Close To Half Of The U.S. Households Currently Do Not Owe Federal Income Tax. Truth or Fiction?

Close To Half Of The U.S. Households Currently Do Not Owe Federal Income Tax. Truth or Fiction?

“Close to half of U.S. households currently do not owe federal income tax.”  How accurate is this statement?  This statement is cited as evidence, typically by Republicans, that lower income families do not pay their fair share of income taxes.   This viewpoint is flawed because it specifies income tax.  There are other forms of taxation.  Let us list them one by one and see who pays and at what rate.

Income Tax

The recession of 2008 and beyond has vastly increased the number of households where individuals lost their jobs.  Many workers that held jobs had their hours cut.  Some workers were demoted to less paying jobs.This factor alone resulted in a tax payer dip.  The fall out from this recession is so many families have lost income and thus pay a much lower tax rate or no taxes.

Congress passed legislation to help those who lost their jobs.  The 2009 Recovery Act removed millions from the federal income tax rolls when individuals received unemployment benefits.

What other category of individuals do not appear on the tax rolls?

  •     Elderly
  •     Serious disability
  •     Students

Here is a list of inconvenient truths that should dispel the notion that nearly half of the US population does not pay taxes:
Low income households do pay federal taxes.  “The poorest fifth of households paid an average of 4.0 percent of their incomes in federal taxes in 2007, the latest year for which these data are available.”
One up from the bottom fifth payed 10.6 percent.
Low income households pay about 12.3 percent of their incomes in state and local taxes.

Payroll Taxes

If you want to see how statistics lie or are obfuscated with political smoke, then read the following list of who and how much different segments of our population pay Federal Taxes.
Let us break up our population into six parts, most wealthy at the top going down to the poorest families and see how much each section pays and see if you can detect any problem with this portrayal.

  1. Top  (Most wealthy) pay 1.6% in payroll taxes
  2. Pay 5.7%  in payroll taxes
  3. Pay 9.5 %  in payroll taxes
  4. Pay 9.4 %  in payroll taxes
  5. Pay 9.5 %  in payroll taxes
  6. Bottom (poorest families) Pay 8.8 %

Looking at the above list of who pays the most taxes it appears that the wealthy do not pay their fair share!  But the truth is not apparent at first glance because the rich have lower numbers.  There are way fewer rich people than poor.   Since 1980 the poverty rate in the U.S. has increased from about 11% to 12%.   In 2010 the rate had increased to 15.1%  So why is this important?  For two reasons.  First is this chart (above) does show that the poorest families do pay a significant share.  The second point is this.   Just reflect a moment and realize that by helping the less advantaged families at the bottom become middle class or better, the tax rolls will expand!  There is a lot more low and middle class than rich.  If you expand those groups, you get a huge tax benefit.

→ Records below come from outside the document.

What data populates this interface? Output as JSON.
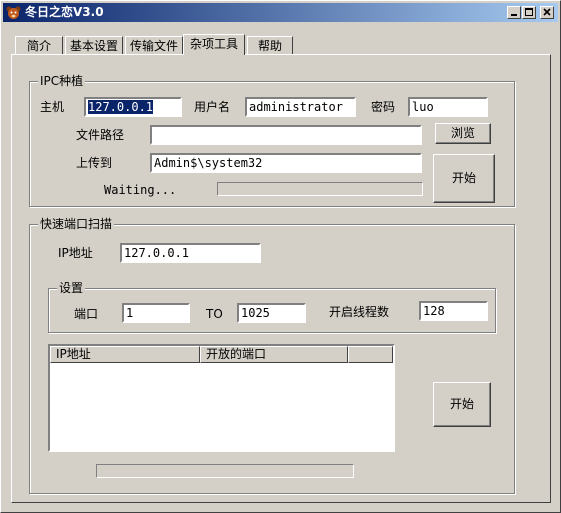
{
  "window": {
    "title": "冬日之恋V3.0",
    "app_icon": "bear-face-icon",
    "controls": {
      "minimize": "minimize-icon",
      "maximize": "maximize-icon",
      "close": "close-icon"
    }
  },
  "tabs": [
    {
      "label": "简介",
      "active": false
    },
    {
      "label": "基本设置",
      "active": false
    },
    {
      "label": "传输文件",
      "active": false
    },
    {
      "label": "杂项工具",
      "active": true
    },
    {
      "label": "帮助",
      "active": false
    }
  ],
  "ipc": {
    "group_title": "IPC种植",
    "host_label": "主机",
    "host_value": "127.0.0.1",
    "user_label": "用户名",
    "user_value": "administrator",
    "password_label": "密码",
    "password_value": "luo",
    "path_label": "文件路径",
    "path_value": "",
    "browse_label": "浏览",
    "upload_label": "上传到",
    "upload_value": "Admin$\\system32",
    "status_text": "Waiting...",
    "progress": 0,
    "start_label": "开始"
  },
  "scan": {
    "group_title": "快速端口扫描",
    "ip_label": "IP地址",
    "ip_value": "127.0.0.1",
    "settings_title": "设置",
    "port_label": "端口",
    "port_from": "1",
    "to_label": "TO",
    "port_to": "1025",
    "threads_label": "开启线程数",
    "threads_value": "128",
    "columns": [
      "IP地址",
      "开放的端口",
      ""
    ],
    "start_label": "开始",
    "progress": 0
  },
  "colors": {
    "titlebar_start": "#0a246a",
    "titlebar_end": "#a6caf0",
    "face": "#d4d0c8"
  }
}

Federal Excise Tax

The next chart is most startling and should run somewhat counter to the claim that the low income families do not pay their fair share of taxes.   It shows another form of tax collected by government through producers or retailers.  It is included in the price of the product so while we still pay the tax, we  sort of don’t know or think about it.   It is called excise tax.

How much of a family income goes to taxes?
How much of a family income goes to taxes?

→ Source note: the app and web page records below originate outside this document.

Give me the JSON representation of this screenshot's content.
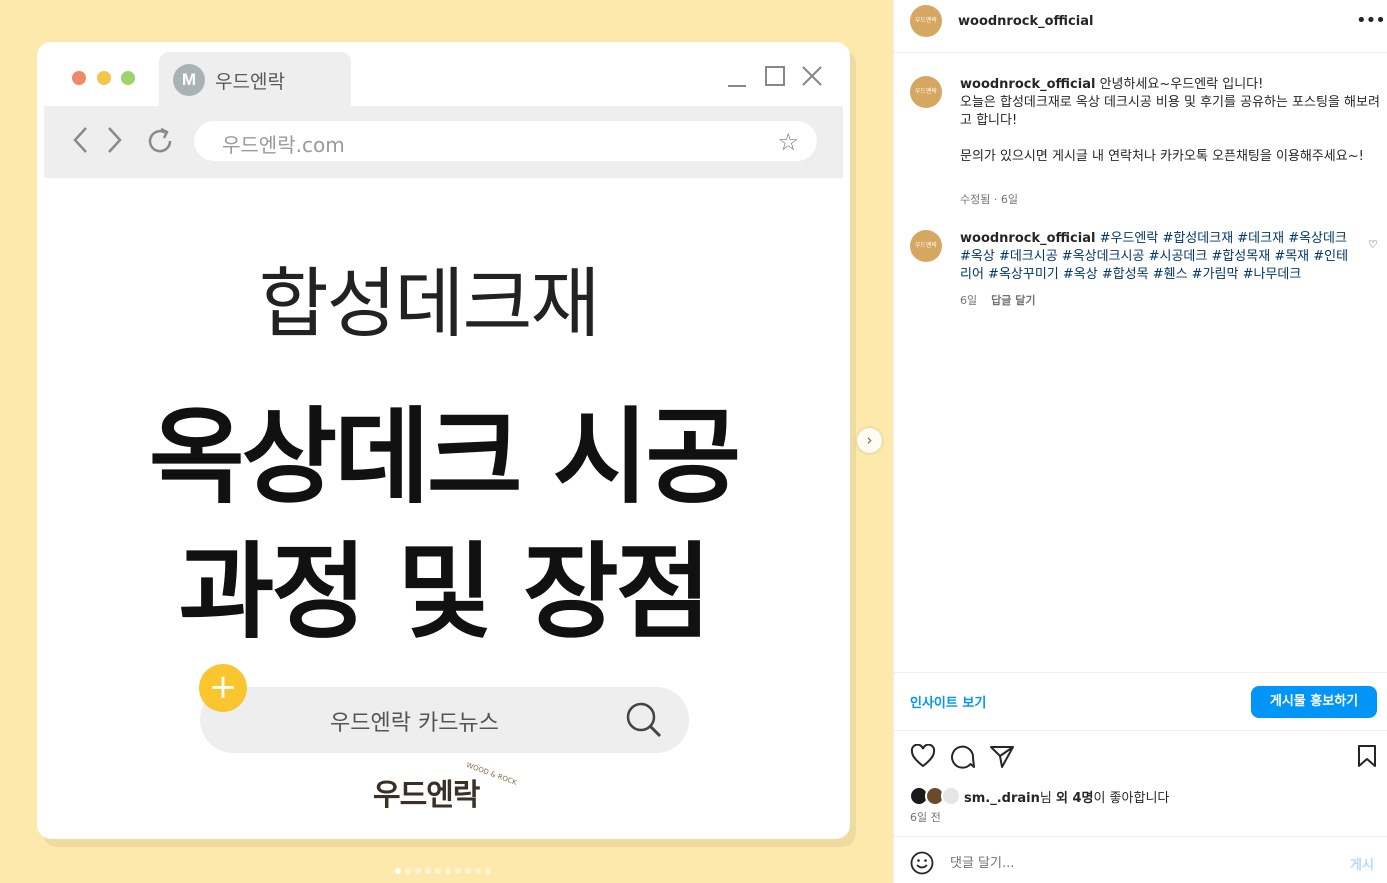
{
  "media": {
    "tab_initial": "M",
    "tab_label": "우드엔락",
    "url": "우드엔락.com",
    "headline_sub": "합성데크재",
    "headline_line1": "옥상데크 시공",
    "headline_line2": "과정 및 장점",
    "search_text": "우드엔락 카드뉴스",
    "brand_logo": "우드엔락",
    "brand_small": "WOOD & ROCK",
    "window_colors": {
      "red": "#f08968",
      "yellow": "#f6c64c",
      "green": "#9dd36b"
    },
    "carousel": {
      "count": 10,
      "active": 1
    }
  },
  "sidebar": {
    "header": {
      "username": "woodnrock_official",
      "avatar_text": "우드엔락"
    },
    "caption": {
      "username": "woodnrock_official",
      "line1": "안녕하세요~우드엔락 입니다!",
      "line2": "오늘은 합성데크재로 옥상 데크시공 비용 및 후기를 공유하는 포스팅을 해보려고 합니다!",
      "line3": "문의가 있으시면 게시글 내 연락처나 카카오톡 오픈채팅을 이용해주세요~!",
      "meta": "수정됨 · 6일"
    },
    "comment": {
      "username": "woodnrock_official",
      "hashtags": "#우드엔락 #합성데크재 #데크재 #옥상데크 #옥상 #데크시공 #옥상데크시공 #시공데크 #합성목재 #목재 #인테리어 #옥상꾸미기 #옥상 #합성목 #휀스 #가림막 #나무데크",
      "time": "6일",
      "reply_label": "답글 달기"
    },
    "insight_label": "인사이트 보기",
    "promote_label": "게시물 홍보하기",
    "likes": {
      "user": "sm._.drain",
      "suffix_1": "님 ",
      "others": "외 4명",
      "suffix_2": "이 좋아합니다"
    },
    "post_time": "6일 전",
    "comment_placeholder": "댓글 달기...",
    "post_label": "게시",
    "accent_color": "#0095f6"
  }
}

Misc Taxes

In calculating wealth factor for a family the concept of marketable assets needs to be employed.  Marketable assets are those items that can easily be converted to cash.  Real estate, stocks and bonds are prime examples.  The middle class held most of their wealth in owning their home while the very rich have stocks and bonds.  The 2008 recession saw a huge decline in middle class home ownership as part of their marketable assets.  People loss their homes in vast numbers.  Real estate, stocks and bonds are traded generating investment costs and out of that process significant tax generation for many layers of government is achieved.   Fewer middle class Americans are now paying as much in property and other home related taxes as before.  They are not trading up in housing.  Property values have not increased in most areas of the county.  County property tax rates have even fallen.  Speculators and investors are now becoming a larger component of paying taxes associated with investments than the middle class.

 

Further Reading:
Wealth, Income and Power by G. William Domhoff, http://www2.ucsc.edu/whorulesamerica/power/wealth.html/

 

Leave a Reply

Your email address will not be published.

This site uses Akismet to reduce spam. Learn how your comment data is processed.